Sri Lanka PM, 44 ex-MPs defect from party led by president ahead of election





By Shihar Aneez

COLOMBO (Reuters) - Sri Lanka's new prime minister Mahinda Rajapaksa and 44 former lawmakers have defected from the party led by President Maithripala Sirisena, splitting with the president barely two weeks after he installed Rajapaksa in office.

Sirisena dissolved parliament on Friday night and called a general election for Jan. 5 in a move that has drawn international criticism as it is likely to deepen the country's political crisis.

An intense power struggle has erupted in Sri Lanka in the past two weeks following Sirisena's sudden sacking of Prime Minister Ranil Wickremesinghe and the appointment of former leader Rajapaksa, a pro-China strongman, in his place.

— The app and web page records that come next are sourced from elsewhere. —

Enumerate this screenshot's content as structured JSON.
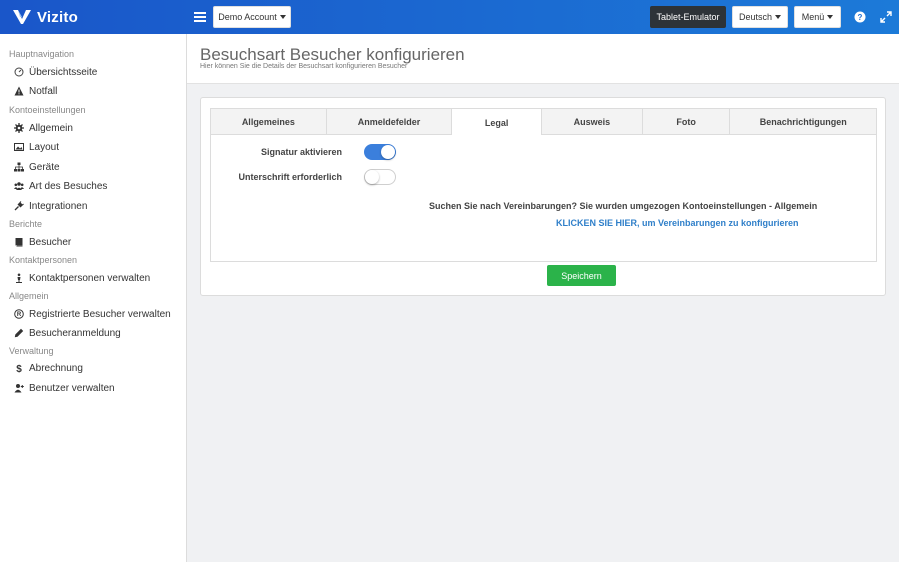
{
  "brand": {
    "name": "Vizito"
  },
  "topbar": {
    "account_label": "Demo Account",
    "tablet_label": "Tablet-Emulator",
    "language_label": "Deutsch",
    "menu_label": "Menü"
  },
  "sidebar": {
    "sections": [
      {
        "title": "Hauptnavigation",
        "items": [
          {
            "label": "Übersichtsseite",
            "icon": "dashboard-icon"
          },
          {
            "label": "Notfall",
            "icon": "warning-icon"
          }
        ]
      },
      {
        "title": "Kontoeinstellungen",
        "items": [
          {
            "label": "Allgemein",
            "icon": "gear-icon"
          },
          {
            "label": "Layout",
            "icon": "image-icon"
          },
          {
            "label": "Geräte",
            "icon": "sitemap-icon"
          },
          {
            "label": "Art des Besuches",
            "icon": "users-icon"
          },
          {
            "label": "Integrationen",
            "icon": "plug-icon"
          }
        ]
      },
      {
        "title": "Berichte",
        "items": [
          {
            "label": "Besucher",
            "icon": "book-icon"
          }
        ]
      },
      {
        "title": "Kontaktpersonen",
        "items": [
          {
            "label": "Kontaktpersonen verwalten",
            "icon": "person-icon"
          }
        ]
      },
      {
        "title": "Allgemein",
        "items": [
          {
            "label": "Registrierte Besucher verwalten",
            "icon": "registered-icon"
          },
          {
            "label": "Besucheranmeldung",
            "icon": "pencil-icon"
          }
        ]
      },
      {
        "title": "Verwaltung",
        "items": [
          {
            "label": "Abrechnung",
            "icon": "dollar-icon"
          },
          {
            "label": "Benutzer verwalten",
            "icon": "user-plus-icon"
          }
        ]
      }
    ]
  },
  "header": {
    "title": "Besuchsart Besucher konfigurieren",
    "subtitle": "Hier können Sie die Details der Besuchsart konfigurieren Besucher"
  },
  "tabs": [
    {
      "label": "Allgemeines",
      "active": false
    },
    {
      "label": "Anmeldefelder",
      "active": false
    },
    {
      "label": "Legal",
      "active": true
    },
    {
      "label": "Ausweis",
      "active": false
    },
    {
      "label": "Foto",
      "active": false
    },
    {
      "label": "Benachrichtigungen",
      "active": false
    }
  ],
  "legal": {
    "signature_label": "Signatur aktivieren",
    "signature_enabled": true,
    "handwriting_label": "Unterschrift erforderlich",
    "handwriting_enabled": false,
    "info_text": "Suchen Sie nach Vereinbarungen? Sie wurden umgezogen Kontoeinstellungen - Allgemein",
    "info_link": "KLICKEN SIE HIER, um Vereinbarungen zu konfigurieren"
  },
  "actions": {
    "save_label": "Speichern"
  },
  "colors": {
    "topbar_start": "#1a56c9",
    "topbar_end": "#1c7ad8",
    "toggle_on": "#3b7fdc",
    "save_button": "#2bb34a",
    "link": "#2f7fc9"
  }
}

Rajapaksa and 44 former lawmakers of the Sirisena-led center-left Sri Lanka Freedom Party (SLFP) on Sunday joined Sri Lanka Podujana Peremuna (SLPP), a political party formed in 2016 by Rajapaksa's younger brother Basil, a former economy minister.

An SLPP source said 65 out of 82 former SLFP MPs will eventually join the new party.

Namal Rajapaksa, an ex-lawmaker and son of Rajapaksa, said the SLFP's policies had not been pursued by Sirisena in the coalition government with the Wickremesinghe-led center-right United National Party (UNP).

"We all decided that this is the right time to join the SLPP," he told Reuters.

The SLPP recorded a landslide victory in local polls in February after Rajapaksa backed it. He did that while remaining in the SLFP.

Sirisena's allies have told Reuters that he wants a SLFP-led government. However, the defections will weaken Sirisena's more than seven-decade old party, they say.

Rohana Piyadaya, the SLFP secretary general declined to comment on the defections.

Sirisena's move to sack the parliament has drawn international criticism.

Farhan Haq, the spokesman for United Nations Secretary General António Guterres, said in a statement that Guterres has underlined the utmost importance of respecting democratic processes and institutions and resolving differences in accordance with the rule of law and due process.

"He renews his call on the Government to ensure peace and safety for all Sri Lankans and uphold its commitments to human rights, justice and reconciliation," the spokesman said.

Sirisena previously defected from the SLFP, then led by Rajapaksa, in 2014 to join an opposition coalition that ousted Rajapaksa.

Later Sirisena rejoined the SLFP, took over its leadership and formed a national government with Wickremesinghe's party.

However, a rift developed over policy towards China and India - Wickremesinghe has favored Indian investment as a counter to Chinese inroads in Sri Lankan infrastructure projects - and over Sirisena's intention to contest the 2020 presidential election under Wickremesinghe's party.

(Reporting by Shihar Aneez; Additional reporting by Ranga Sirilal; Editing by Martin Howell and Toby Chopra)

COMMENTS

More Related News

The politics of a plot to kill Sri Lanka
The politics of a plot to kill Sri Lanka's president
  • World
  • 2018-12-14 05:32:45Z

President Maithripala Sirisena sacked Prime Minister Ranil Wickremesinghe in October, just weeks after a little-known social activist alleged he had heard of a plot to assassinate the president from a police officer. Reuters has learned that investigators have not found any substantial evidence to back

Court rules against Sri Lanka president, impeachment edges closer
Court rules against Sri Lanka president, impeachment edges closer

Sri Lanka's Supreme Court opened the way for potential impeachment proceedings against the president on Thursday, ruling that he broke the law by dissolving parliament last month. The verdict is a major blow to Maithripala Sirisena, seven weeks into a political crisis in the Indian Ocean island nation that has sparked alarm abroad and concern over its finances. The seven-judge bench unanimously agreed that Sirisena violated the constitution when he dissolved parliament last month and called a snap election nearly two years ahead of schedule.

Sri Lanka top court rules parliament dissolution as illegal in setback for president
Sri Lanka top court rules parliament dissolution as illegal in setback for president

Sri Lanka's Supreme Court on Thursday ruled President Maithripala Sirisena's decision to dissolve parliament ahead of its term as illegal, in a setback for the embattled leader in his face off with an elected premier. Sirisena dissolved parliament on Nov. 9 and called a general election for Jan. 5 days after sacking Prime Minister Ranil Wickremesinghe and naming opposition leader Mahinda Rajapaksa to the post. "President can't dissolve parliament before four-and-half years," Supreme Court Judge Sisira de Abrew said.

Leave a Comment

Your email address will not be published. Required fields are marked with *

Cancel reply

Comments

Top News: Latin America

facebook
Hit "Like"
Don't miss any important news
Thanks, you don't need to show me this anymore.